■ **WORK TO COMPLETE**:
Please find every line in the entries below that contains the string "this", and copy it.

■ **SUPPLIED RECORDS**:
++++++++++

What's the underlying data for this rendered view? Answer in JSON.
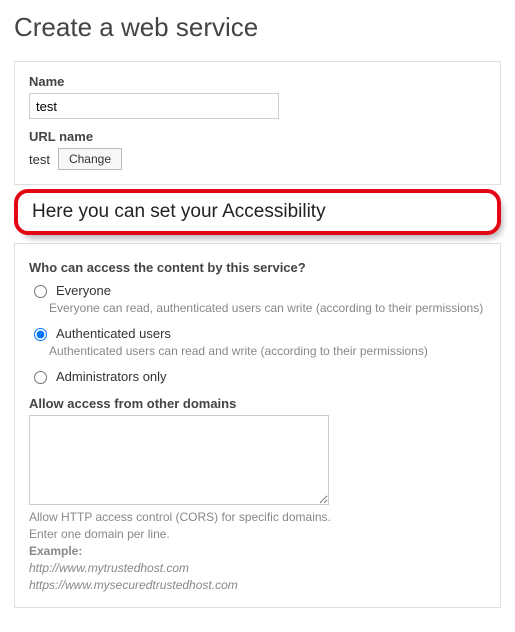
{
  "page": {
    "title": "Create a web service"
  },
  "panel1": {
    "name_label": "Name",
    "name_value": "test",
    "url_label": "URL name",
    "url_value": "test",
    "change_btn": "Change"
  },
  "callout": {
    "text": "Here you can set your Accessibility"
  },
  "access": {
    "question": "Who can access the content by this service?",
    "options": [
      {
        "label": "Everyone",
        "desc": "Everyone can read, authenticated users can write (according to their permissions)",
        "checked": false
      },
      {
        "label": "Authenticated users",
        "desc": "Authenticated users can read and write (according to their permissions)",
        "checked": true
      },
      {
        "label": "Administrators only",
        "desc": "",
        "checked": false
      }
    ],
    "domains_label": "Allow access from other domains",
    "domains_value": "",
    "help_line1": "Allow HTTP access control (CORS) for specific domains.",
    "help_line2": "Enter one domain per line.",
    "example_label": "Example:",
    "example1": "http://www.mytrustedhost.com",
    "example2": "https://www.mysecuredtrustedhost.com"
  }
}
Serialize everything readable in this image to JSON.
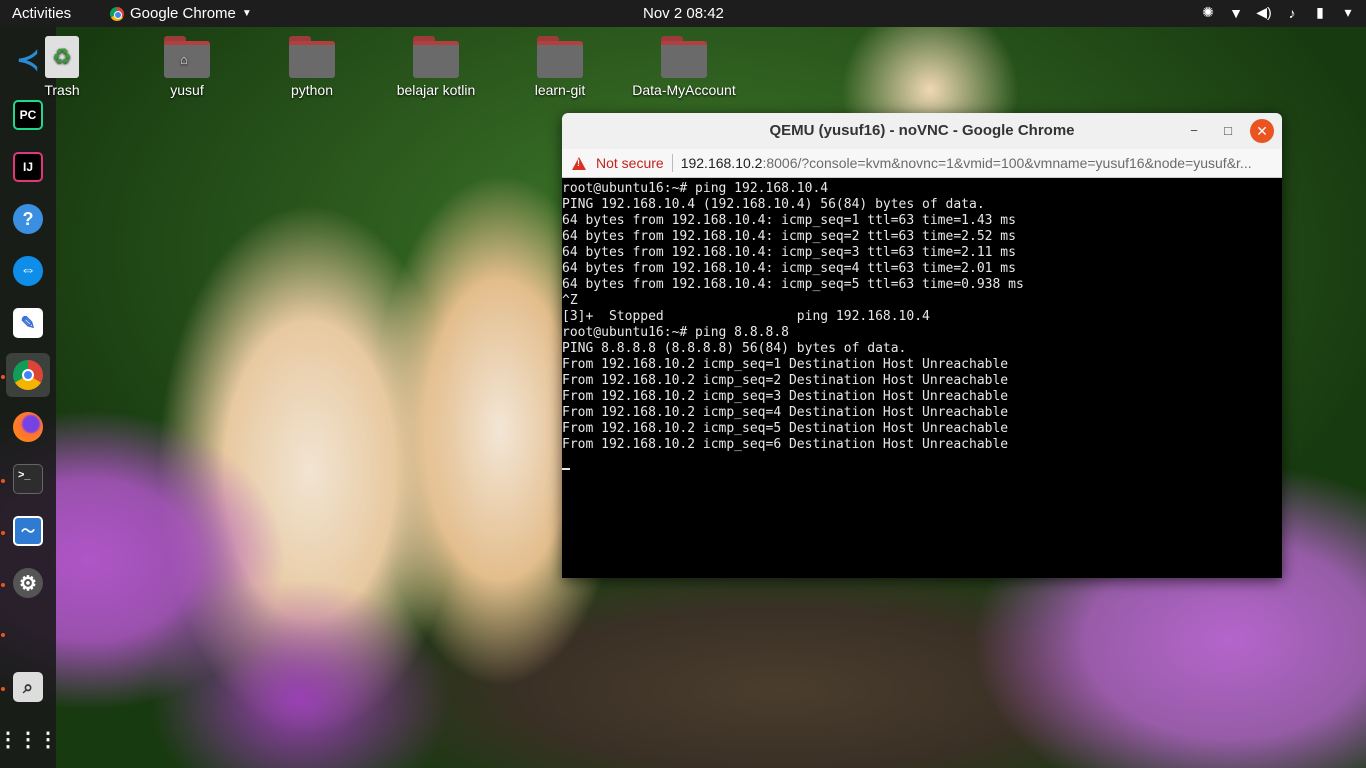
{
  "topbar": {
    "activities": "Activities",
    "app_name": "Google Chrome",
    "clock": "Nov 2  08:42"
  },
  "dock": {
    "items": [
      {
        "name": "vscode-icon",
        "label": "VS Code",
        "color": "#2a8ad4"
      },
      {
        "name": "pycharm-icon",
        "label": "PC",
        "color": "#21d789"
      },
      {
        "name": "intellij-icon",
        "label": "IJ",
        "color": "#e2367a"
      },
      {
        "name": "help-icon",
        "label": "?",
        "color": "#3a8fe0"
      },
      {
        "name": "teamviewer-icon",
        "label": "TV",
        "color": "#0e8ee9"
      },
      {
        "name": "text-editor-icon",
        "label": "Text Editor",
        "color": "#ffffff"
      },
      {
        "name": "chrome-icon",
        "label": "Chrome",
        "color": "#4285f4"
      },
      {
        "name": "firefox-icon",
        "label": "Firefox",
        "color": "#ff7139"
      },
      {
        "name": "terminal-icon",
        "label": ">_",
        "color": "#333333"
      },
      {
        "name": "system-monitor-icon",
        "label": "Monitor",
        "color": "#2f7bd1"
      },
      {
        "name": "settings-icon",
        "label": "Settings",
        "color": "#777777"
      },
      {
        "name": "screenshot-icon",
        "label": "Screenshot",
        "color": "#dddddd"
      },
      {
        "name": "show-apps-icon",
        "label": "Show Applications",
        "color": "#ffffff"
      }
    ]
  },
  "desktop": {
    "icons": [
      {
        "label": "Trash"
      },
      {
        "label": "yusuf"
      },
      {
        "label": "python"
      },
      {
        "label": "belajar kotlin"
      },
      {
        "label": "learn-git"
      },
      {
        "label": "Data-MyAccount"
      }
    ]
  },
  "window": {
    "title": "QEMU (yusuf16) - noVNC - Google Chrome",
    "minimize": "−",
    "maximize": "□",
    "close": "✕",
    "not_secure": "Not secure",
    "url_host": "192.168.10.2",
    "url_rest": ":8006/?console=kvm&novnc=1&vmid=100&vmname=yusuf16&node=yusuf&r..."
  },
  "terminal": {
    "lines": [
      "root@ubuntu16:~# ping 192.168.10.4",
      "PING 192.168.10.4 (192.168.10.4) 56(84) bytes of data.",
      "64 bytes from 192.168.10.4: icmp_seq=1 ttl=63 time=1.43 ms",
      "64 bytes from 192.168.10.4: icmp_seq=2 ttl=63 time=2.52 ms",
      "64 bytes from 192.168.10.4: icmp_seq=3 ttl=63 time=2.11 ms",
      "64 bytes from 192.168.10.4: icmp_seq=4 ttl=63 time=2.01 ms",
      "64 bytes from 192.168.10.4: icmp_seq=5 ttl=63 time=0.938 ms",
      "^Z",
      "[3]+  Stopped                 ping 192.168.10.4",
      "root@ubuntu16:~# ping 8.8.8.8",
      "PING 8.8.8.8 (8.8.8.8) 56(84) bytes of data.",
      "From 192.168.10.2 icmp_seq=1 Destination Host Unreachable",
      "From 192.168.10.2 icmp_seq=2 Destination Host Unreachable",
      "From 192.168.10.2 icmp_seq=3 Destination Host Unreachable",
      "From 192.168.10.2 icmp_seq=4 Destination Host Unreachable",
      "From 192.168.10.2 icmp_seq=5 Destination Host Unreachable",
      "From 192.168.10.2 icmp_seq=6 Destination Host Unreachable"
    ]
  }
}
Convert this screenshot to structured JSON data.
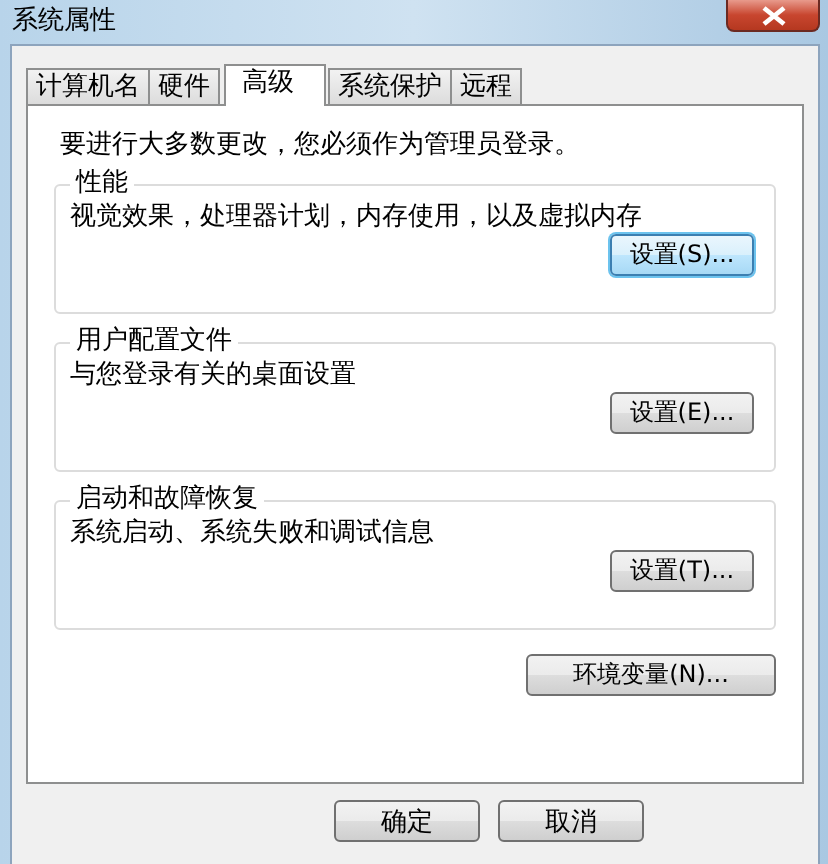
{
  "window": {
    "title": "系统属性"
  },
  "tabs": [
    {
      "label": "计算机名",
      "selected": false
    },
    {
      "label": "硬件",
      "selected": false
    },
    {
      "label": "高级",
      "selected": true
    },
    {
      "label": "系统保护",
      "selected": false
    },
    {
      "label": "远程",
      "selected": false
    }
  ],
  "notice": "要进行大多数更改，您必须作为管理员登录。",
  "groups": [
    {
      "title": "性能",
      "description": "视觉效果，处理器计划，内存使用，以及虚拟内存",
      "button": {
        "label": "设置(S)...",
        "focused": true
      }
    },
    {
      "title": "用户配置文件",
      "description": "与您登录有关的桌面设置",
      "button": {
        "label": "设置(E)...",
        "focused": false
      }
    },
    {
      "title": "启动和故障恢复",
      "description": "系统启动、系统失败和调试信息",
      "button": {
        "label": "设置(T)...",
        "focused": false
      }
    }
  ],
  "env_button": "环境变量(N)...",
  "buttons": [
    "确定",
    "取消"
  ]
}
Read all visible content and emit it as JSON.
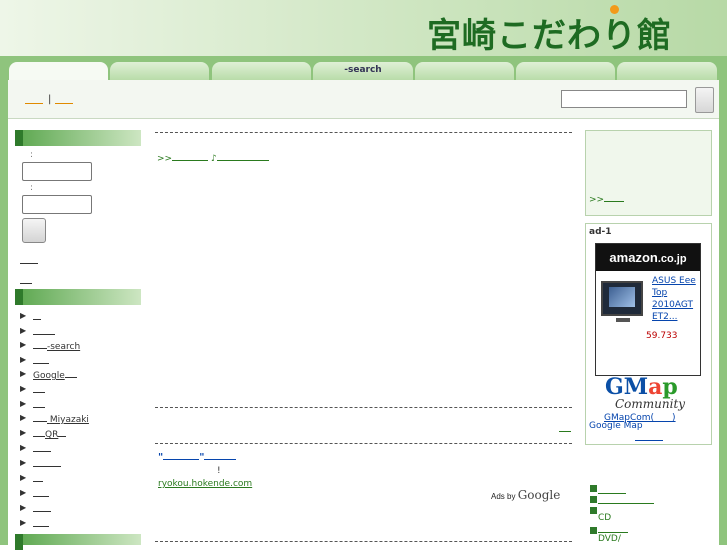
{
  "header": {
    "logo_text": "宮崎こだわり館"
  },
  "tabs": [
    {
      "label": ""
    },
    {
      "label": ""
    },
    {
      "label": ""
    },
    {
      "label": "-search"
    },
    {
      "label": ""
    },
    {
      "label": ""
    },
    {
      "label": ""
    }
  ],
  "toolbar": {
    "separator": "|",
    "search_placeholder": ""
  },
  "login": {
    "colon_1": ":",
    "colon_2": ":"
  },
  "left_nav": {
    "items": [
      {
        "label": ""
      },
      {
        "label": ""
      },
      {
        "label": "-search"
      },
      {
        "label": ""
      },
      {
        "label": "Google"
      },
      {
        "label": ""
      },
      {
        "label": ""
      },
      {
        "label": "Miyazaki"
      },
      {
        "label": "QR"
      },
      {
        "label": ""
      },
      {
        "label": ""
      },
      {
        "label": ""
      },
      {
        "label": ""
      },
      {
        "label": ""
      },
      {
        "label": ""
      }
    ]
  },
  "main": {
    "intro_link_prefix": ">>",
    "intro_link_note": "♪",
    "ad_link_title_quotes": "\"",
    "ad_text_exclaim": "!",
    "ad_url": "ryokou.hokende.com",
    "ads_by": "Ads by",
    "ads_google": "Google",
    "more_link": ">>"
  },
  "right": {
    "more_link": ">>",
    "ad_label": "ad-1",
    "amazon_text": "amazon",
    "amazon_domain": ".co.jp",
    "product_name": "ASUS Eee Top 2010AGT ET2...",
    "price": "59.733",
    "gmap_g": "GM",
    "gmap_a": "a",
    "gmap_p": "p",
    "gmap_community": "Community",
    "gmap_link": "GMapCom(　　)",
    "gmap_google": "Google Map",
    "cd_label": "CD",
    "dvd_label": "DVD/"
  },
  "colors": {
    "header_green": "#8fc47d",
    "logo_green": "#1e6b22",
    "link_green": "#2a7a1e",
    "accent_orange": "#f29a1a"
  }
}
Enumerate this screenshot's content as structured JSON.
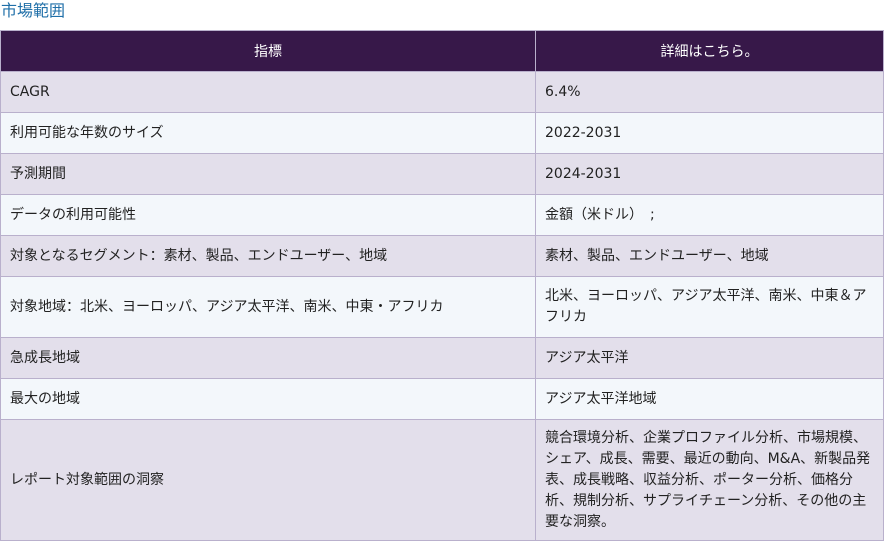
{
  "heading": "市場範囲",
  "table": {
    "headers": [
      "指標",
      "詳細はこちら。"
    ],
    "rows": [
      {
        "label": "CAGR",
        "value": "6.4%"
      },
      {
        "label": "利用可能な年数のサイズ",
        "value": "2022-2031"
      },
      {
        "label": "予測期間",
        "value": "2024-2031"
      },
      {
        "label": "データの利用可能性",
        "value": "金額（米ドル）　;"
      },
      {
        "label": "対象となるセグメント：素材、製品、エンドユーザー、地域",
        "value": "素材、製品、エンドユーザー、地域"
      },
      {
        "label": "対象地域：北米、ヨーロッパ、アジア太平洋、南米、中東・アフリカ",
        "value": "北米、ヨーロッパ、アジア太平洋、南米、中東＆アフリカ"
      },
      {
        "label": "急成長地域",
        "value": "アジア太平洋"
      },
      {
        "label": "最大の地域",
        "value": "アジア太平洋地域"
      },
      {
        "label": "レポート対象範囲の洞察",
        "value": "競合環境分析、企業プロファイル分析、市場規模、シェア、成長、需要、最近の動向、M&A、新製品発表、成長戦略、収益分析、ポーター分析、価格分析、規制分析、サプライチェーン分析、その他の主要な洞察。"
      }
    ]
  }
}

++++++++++

■ **ANSWER BOX**:
What's the underlying data for this rendered view? Answer in JSON.
    "question": "Who can access the content by this service?",
Serialize everything readable in this image to JSON.
Convert this screenshot to structured JSON data.
Enumerate this screenshot's content as structured JSON.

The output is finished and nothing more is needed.